2. stiffness after prolonged sitting/sleeping

99

Symptoms of Tendinopathy(2)

1. pain with palpation, muscle contraction, stretch of muscle
2. stiffness after prolonged sitting/sleeping

100

Lateral epicondylagia aka Tennis Elbow (effects? causes?)

Effects the ECRB (extensor carpi radialis brevis)
causes pain with grip and forearm activity.

101

Medial epicondylalgia aka Golfer's elbow (effects? causes?)

Effects the Flexor and pronator tendons (FCR and PT)
Causes pain with squeezing, lifting, shaking hands,turning doorknobs.

102

RTC tear

most often supraspinatus; full or partial

103

RTC tear signs and symptoms(3)

pain raising and lowering arm
weakness
night pain

104

Which tendon ruptures need immediate surgical intervention (3)

1. Achilles tendon
2. Patellar tendon
3. Triceps tendon

105

popeye deformity

long head biceps rupture

106

ligamentous injuries and instabilities(3)

1. ACL tear (ACL-R - Ant. cruciate ligament replace. )
2. Ankle instability (ATFL - Ant. talofibular ligament)
3. Glenohumeral dislocation/subluxation (partial disloc.)
*most common in athletes

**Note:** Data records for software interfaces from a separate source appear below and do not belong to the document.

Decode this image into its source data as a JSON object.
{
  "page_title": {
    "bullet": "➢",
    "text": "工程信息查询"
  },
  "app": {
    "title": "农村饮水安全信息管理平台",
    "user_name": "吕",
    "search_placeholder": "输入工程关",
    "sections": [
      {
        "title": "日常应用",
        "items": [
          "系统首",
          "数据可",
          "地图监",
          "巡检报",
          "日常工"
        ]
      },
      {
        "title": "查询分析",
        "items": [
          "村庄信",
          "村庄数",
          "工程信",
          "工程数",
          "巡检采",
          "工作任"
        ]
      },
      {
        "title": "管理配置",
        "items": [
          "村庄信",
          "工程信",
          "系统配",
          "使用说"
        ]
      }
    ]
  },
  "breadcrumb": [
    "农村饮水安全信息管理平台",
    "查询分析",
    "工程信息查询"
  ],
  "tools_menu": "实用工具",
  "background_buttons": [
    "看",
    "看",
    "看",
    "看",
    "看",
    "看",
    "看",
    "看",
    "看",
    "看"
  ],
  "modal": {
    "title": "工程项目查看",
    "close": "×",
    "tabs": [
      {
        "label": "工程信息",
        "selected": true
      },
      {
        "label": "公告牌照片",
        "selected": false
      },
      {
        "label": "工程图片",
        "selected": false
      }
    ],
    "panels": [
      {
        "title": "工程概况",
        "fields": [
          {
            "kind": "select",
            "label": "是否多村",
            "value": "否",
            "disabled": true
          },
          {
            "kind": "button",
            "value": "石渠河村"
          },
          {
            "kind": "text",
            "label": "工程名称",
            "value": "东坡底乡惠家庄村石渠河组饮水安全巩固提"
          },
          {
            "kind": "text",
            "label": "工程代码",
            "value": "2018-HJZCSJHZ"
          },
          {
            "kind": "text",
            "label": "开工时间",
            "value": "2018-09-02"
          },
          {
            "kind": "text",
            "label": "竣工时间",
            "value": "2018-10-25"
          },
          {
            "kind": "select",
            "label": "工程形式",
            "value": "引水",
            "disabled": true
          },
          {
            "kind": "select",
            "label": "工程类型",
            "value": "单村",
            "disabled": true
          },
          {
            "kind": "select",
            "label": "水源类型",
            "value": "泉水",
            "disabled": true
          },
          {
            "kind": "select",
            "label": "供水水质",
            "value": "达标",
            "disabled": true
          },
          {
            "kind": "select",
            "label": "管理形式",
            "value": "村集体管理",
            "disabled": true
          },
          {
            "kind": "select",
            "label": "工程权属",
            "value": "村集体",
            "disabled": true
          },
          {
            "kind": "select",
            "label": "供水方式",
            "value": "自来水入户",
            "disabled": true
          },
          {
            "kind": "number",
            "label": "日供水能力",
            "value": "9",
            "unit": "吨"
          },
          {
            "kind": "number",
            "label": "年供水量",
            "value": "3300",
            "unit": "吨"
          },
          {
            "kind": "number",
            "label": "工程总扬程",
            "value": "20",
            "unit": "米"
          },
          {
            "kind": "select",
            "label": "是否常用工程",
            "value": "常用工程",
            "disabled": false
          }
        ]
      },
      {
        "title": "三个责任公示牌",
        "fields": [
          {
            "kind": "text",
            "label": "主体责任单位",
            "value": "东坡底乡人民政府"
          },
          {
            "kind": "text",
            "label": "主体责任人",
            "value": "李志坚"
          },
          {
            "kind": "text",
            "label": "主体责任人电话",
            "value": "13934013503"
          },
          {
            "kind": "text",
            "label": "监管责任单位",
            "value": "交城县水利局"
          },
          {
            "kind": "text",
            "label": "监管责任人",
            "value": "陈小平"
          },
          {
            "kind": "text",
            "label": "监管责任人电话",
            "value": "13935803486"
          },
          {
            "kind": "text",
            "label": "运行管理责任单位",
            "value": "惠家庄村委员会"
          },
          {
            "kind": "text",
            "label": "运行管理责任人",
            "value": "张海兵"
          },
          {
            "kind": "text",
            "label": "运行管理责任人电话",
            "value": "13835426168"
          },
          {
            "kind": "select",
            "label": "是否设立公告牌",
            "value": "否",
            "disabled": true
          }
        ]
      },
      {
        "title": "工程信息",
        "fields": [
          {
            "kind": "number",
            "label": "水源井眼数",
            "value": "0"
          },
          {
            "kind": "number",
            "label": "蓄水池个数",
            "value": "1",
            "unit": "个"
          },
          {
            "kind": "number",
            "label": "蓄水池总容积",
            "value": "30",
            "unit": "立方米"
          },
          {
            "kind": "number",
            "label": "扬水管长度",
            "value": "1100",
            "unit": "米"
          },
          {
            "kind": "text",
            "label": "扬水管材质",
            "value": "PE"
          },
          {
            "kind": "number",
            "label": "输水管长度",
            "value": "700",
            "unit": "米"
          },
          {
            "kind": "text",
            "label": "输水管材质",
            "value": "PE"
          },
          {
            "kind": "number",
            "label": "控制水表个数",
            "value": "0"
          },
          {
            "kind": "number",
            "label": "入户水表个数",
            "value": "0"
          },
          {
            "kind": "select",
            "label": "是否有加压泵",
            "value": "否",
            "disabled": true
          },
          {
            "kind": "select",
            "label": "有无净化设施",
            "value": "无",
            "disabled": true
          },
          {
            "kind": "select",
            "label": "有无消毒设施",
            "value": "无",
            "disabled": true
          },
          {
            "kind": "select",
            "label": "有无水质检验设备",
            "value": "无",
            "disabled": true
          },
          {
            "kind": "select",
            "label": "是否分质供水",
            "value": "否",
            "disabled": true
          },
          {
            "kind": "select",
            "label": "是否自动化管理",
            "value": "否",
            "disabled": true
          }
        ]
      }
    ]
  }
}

107

Signs of ligament injury(3)

audible pop followed by sudden pain and swelling
joint instability
immediate functional impairment
LE difficulty walking/running
UE difficulty lifting carrying throwing etc

108

Etiology of Ligamentous injury/instability(2)

1. trauma
2. non-contact caused by rolling ankle or directional change during movement (sports)

109

Symptoms of ligament injury (3)

pain(sensory)
joint instability (movement)
fear of re-injury (mental)

110

post-operative presentation of a ligamentous injury or instability (5)

1. immobilized to protect graft and repair
2. pain swelling and inflammation
3. Restricted ROM
4. Strength limitation
5. Restricted WB

111

orthopedics

injury and disease to bone, joints, and related structures - muscles, tendons, and ligaments

112

heterotopic ossification (HO)

abnormal bone formation in extraskeletal soft tissue

113

Etiology of HO

UNCLEAR
1.Whole body response to trauma - fibroblasts inappropriately start reforming bone
2. Excessive growth near joints - stiffness and loss of movement
3. Most common in ORIF (open reduction internal fixation)

114

ankylosing spondylitis

inflammatory disease that can cause some of the vertebrae in your spine to fuse together

115

Risk factors of HO (3)

traumatic injury - severe burn, spinal cord injuries, head injuries
bone forming diseases - ankylosing spondylitis
Revisions increase the risk

116

Signs and symptoms of HO

Asymptomatic - diagnosed on film
Usually 1-4 months post injury

117

Compound Fx

open fracture - at risk for infection

118

Comminuted Fx

bone breaks into many fragments

119

displaced Fx

breaks into two or more parts so that the two ends do not align up straight

120

Greenstick Fx

occurs in children with soft growing bones. One side of the bone breaks and the other side bends

121

Transverse Fx

breaks on a right ankle to the longitudinal axis of the bone